Monday, January 20, 2014

Visiting farm of Tony Thomas

I have been visiting many farms now a days, and from each farm visit I learn some thing new, but it looks like still a lot remains to be learnt.

Today visited farm of Tony Thomas who has been working in the 'Kerala Jaiva Karshaka Samithy' (Organic farming association) for many years (More than 20 years). This is the group which spreads the message of organic farming, ecological conservation in Kerala. Kerala Jaiva Karshaka Samithy has a magazine called 'Ore Bhoomi, Ore Jeevan' (One Earth One Life) and Tony Thomas handles the legal section of this.

His farm is in Irumbakan chola, Palakkad,Kerala and is around 25 acres. Farm is surrounded by forest and on one side we can see Kanjirapuzha dam. He cultivates rubber, coconut, arecanut, pepper, coffee, bamboo, tapioca, ginger, turmeric, kachil (creeper with fruits) and many fruit varieties - mango, jack fruit, fig, lemon..There is threat of wild pigs, peacocks, and monkeys. He maintains an electric fence and he says it has to be inspected often so that there are no grass or plants touching and earthing it. If it is maintained this way, it is very effective.

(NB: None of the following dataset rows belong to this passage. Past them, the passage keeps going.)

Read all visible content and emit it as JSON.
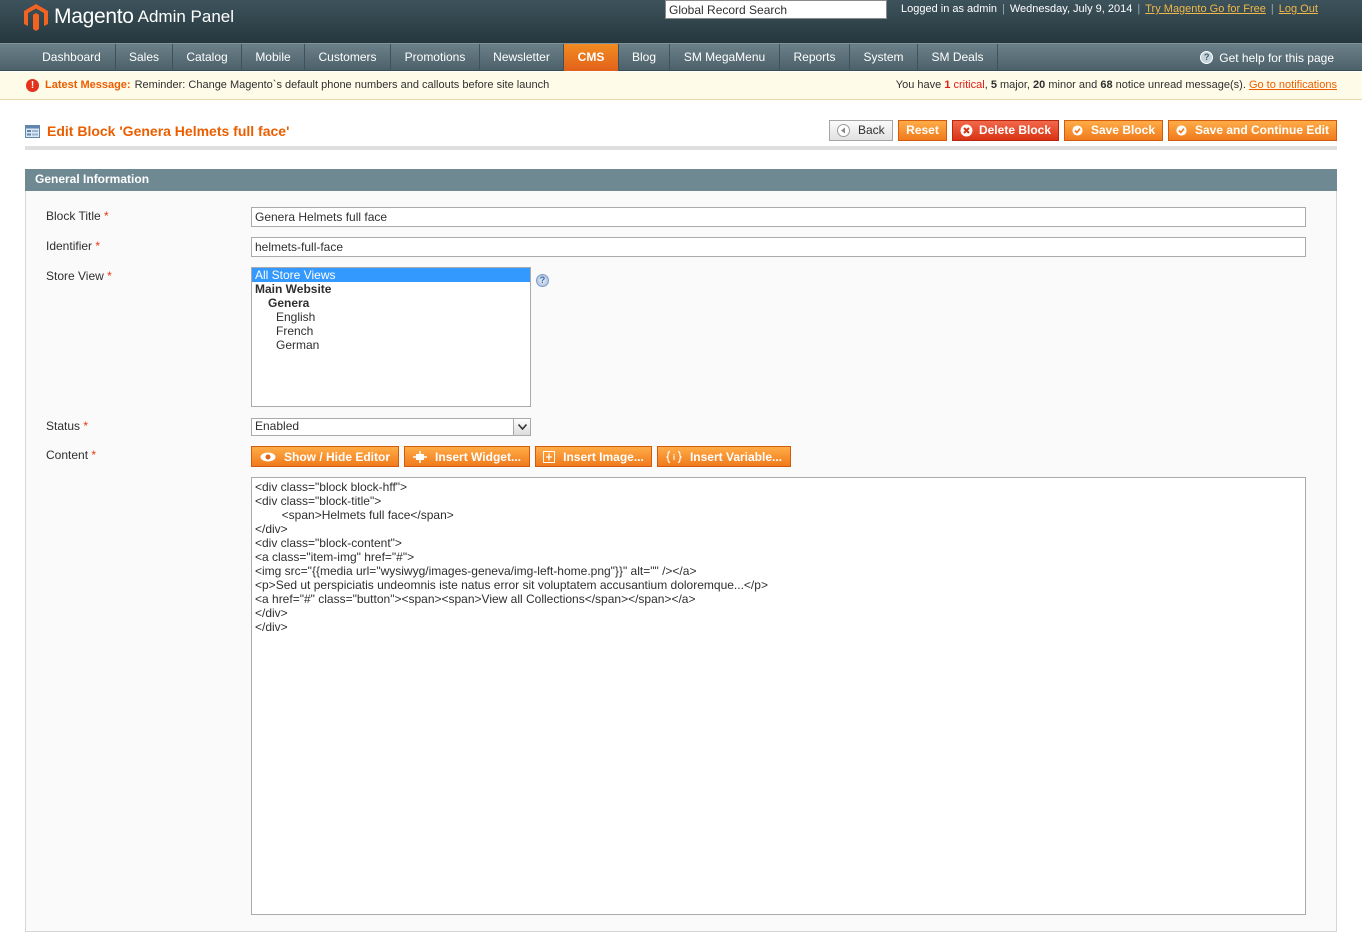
{
  "header": {
    "logo_text": "Magento",
    "logo_sub": "Admin Panel",
    "search_value": "Global Record Search",
    "logged_in": "Logged in as admin",
    "date": "Wednesday, July 9, 2014",
    "try_link": "Try Magento Go for Free",
    "logout_link": "Log Out",
    "brand_color": "#eb5e00"
  },
  "nav": {
    "items": [
      "Dashboard",
      "Sales",
      "Catalog",
      "Mobile",
      "Customers",
      "Promotions",
      "Newsletter",
      "CMS",
      "Blog",
      "SM MegaMenu",
      "Reports",
      "System",
      "SM Deals"
    ],
    "active": "CMS",
    "help": "Get help for this page"
  },
  "message": {
    "label": "Latest Message:",
    "text": "Reminder: Change Magento`s default phone numbers and callouts before site launch",
    "right_prefix": "You have",
    "critical_count": "1",
    "critical_label": "critical",
    "major_count": "5",
    "major_label": "major,",
    "minor_count": "20",
    "minor_label": "minor and",
    "notice_count": "68",
    "notice_label": "notice unread message(s).",
    "link": "Go to notifications"
  },
  "page": {
    "title": "Edit Block 'Genera Helmets full face'",
    "buttons": {
      "back": "Back",
      "reset": "Reset",
      "delete": "Delete Block",
      "save": "Save Block",
      "save_continue": "Save and Continue Edit"
    }
  },
  "form": {
    "section": "General Information",
    "required_mark": "*",
    "block_title_label": "Block Title",
    "block_title_value": "Genera Helmets full face",
    "identifier_label": "Identifier",
    "identifier_value": "helmets-full-face",
    "store_view_label": "Store View",
    "store_views": [
      "All Store Views",
      "Main Website",
      "Genera",
      "English",
      "French",
      "German"
    ],
    "status_label": "Status",
    "status_value": "Enabled",
    "content_label": "Content",
    "editor_buttons": {
      "show_hide": "Show / Hide Editor",
      "insert_widget": "Insert Widget...",
      "insert_image": "Insert Image...",
      "insert_variable": "Insert Variable..."
    },
    "content_value": "<div class=\"block block-hff\">\n<div class=\"block-title\">\n\t<span>Helmets full face</span>\n</div>\n<div class=\"block-content\">\n<a class=\"item-img\" href=\"#\">\n<img src=\"{{media url=\"wysiwyg/images-geneva/img-left-home.png\"}}\" alt=\"\" /></a>\n<p>Sed ut perspiciatis undeomnis iste natus error sit voluptatem accusantium doloremque...</p>\n<a href=\"#\" class=\"button\"><span><span>View all Collections</span></span></a>\n</div>\n</div>"
  }
}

He has 9 vechur cows and 2 other local varieties of cows. When he started organic farming, there was no one to guide. Initially he had 25 cows and after their grazing, all top soil got washed away. He says, probably 5 cows will maintain a good balance for 25 acres. If number of cows increase, fertility of land will be affected. Initially he made a compost pit and it was too deep and because of lack of air, composting was not happening. It looks like he has learnt many things in the hard way.

He says, water/soil conservation is very important in farming. He digs small pits so that rain water goes here. During heavy rains, he just walks around where ever there is water overflow, he makes small pits.

In his coconut farm, earlier he had arecanut and he says both the crops are of same type and their roots also lies in the same level and hence they compete each other. Later he cut arecanut and planted trees (moringa, mango etc..) and according to him after this harvest improved. The trees bring many micro-nutrients from deep layers and it becomes available for coconut. If the trees grow too big, he cuts the top, typically in every two years.

He also has many herbal plants and he says mulching using these herbal plants keep the insects away.

He has planted ash guard, pumpkin here are there and leaves it unattended and they cover the area, and he also gets some vegetables this way.

I was happy to see the Arachis Pintoi (Perenial peanut) or Kattu kappalandi (in Malayalam) in his lawn. Apparently this is being experimented, in some research organizations as cattle feed.  I was planning to use this as cover crop in my fukuoka style no-till rice.

Here are some photos...

Arachis Pintoi - used as cover crop and also in lawns

Tapioca - mulched using arecanut




Lady's finger

Dr.Sudhodhanan's class

Way to the house

Tony Thomas about his farm

Air Potato

Vechur Bull/Cow

Vechur Cow